(About this task): Using the string "desc" as the key, pull each matching line out of the records below.
------
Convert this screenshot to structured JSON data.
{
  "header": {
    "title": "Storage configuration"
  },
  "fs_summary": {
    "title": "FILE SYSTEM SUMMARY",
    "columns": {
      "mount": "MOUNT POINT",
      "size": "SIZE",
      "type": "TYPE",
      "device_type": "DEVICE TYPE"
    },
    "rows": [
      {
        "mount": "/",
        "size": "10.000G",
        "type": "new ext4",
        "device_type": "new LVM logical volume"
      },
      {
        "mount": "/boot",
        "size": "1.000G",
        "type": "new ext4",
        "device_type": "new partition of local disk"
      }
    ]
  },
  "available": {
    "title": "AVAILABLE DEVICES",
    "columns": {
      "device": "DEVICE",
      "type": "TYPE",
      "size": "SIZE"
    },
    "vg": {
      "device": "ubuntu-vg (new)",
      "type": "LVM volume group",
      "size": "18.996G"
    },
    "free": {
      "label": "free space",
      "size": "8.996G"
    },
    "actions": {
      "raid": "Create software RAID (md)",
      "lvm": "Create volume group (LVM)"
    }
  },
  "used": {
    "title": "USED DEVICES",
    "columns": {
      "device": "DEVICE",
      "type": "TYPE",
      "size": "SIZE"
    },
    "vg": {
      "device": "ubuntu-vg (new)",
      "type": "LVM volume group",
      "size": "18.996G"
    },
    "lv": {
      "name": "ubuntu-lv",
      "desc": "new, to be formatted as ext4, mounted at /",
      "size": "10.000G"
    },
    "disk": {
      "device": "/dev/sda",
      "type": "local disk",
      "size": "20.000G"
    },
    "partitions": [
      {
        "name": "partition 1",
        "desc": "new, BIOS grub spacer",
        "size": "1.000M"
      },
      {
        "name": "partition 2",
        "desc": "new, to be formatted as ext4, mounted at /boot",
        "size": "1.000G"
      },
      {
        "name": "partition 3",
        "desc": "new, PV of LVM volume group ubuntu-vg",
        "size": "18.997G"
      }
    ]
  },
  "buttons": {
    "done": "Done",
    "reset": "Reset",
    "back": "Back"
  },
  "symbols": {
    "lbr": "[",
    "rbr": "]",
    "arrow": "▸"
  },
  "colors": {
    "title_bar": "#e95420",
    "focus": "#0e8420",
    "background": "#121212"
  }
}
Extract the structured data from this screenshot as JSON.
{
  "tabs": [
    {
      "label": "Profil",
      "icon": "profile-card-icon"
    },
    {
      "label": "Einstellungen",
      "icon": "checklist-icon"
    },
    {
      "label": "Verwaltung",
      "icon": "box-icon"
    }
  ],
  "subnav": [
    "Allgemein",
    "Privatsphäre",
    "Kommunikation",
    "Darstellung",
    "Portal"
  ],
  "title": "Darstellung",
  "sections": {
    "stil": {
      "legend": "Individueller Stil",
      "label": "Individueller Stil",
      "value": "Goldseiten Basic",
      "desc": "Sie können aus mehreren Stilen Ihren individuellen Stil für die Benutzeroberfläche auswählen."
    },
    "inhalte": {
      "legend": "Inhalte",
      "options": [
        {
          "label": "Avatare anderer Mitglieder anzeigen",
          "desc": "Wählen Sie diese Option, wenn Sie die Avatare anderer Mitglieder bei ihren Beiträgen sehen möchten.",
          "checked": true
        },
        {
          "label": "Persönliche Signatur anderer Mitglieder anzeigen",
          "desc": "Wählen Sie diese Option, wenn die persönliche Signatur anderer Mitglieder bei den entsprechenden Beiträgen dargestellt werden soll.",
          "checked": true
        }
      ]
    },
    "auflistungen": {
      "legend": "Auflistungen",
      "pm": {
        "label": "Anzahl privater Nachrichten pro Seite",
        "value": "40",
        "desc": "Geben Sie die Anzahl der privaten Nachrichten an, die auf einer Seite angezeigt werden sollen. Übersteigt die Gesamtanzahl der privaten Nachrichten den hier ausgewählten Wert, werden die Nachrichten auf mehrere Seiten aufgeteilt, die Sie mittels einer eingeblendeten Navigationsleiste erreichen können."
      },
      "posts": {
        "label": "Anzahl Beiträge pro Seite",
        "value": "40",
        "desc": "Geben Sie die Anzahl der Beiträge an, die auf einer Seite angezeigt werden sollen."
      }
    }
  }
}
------
(Response to this task):
      "desc": "new, to be formatted as ext4, mounted at /",
        "desc": "new, BIOS grub spacer",
        "desc": "new, to be formatted as ext4, mounted at /boot",
        "desc": "new, PV of LVM volume group ubuntu-vg",
      "desc": "Sie können aus mehreren Stilen Ihren individuellen Stil für die Benutzeroberfläche auswählen."
          "desc": "Wählen Sie diese Option, wenn Sie die Avatare anderer Mitglieder bei ihren Beiträgen sehen möchten.",
          "desc": "Wählen Sie diese Option, wenn die persönliche Signatur anderer Mitglieder bei den entsprechenden Beiträgen dargestellt werden soll.",
        "desc": "Geben Sie die Anzahl der privaten Nachrichten an, die auf einer Seite angezeigt werden sollen. Übersteigt die Gesamtanzahl der privaten Nachrichten den hier ausgewählten Wert, werden die Nachrichten auf mehrere Seiten aufgeteilt, die Sie mittels einer eingeblendeten Navigationsleiste erreichen können."
        "desc": "Geben Sie die Anzahl der Beiträge an, die auf einer Seite angezeigt werden sollen."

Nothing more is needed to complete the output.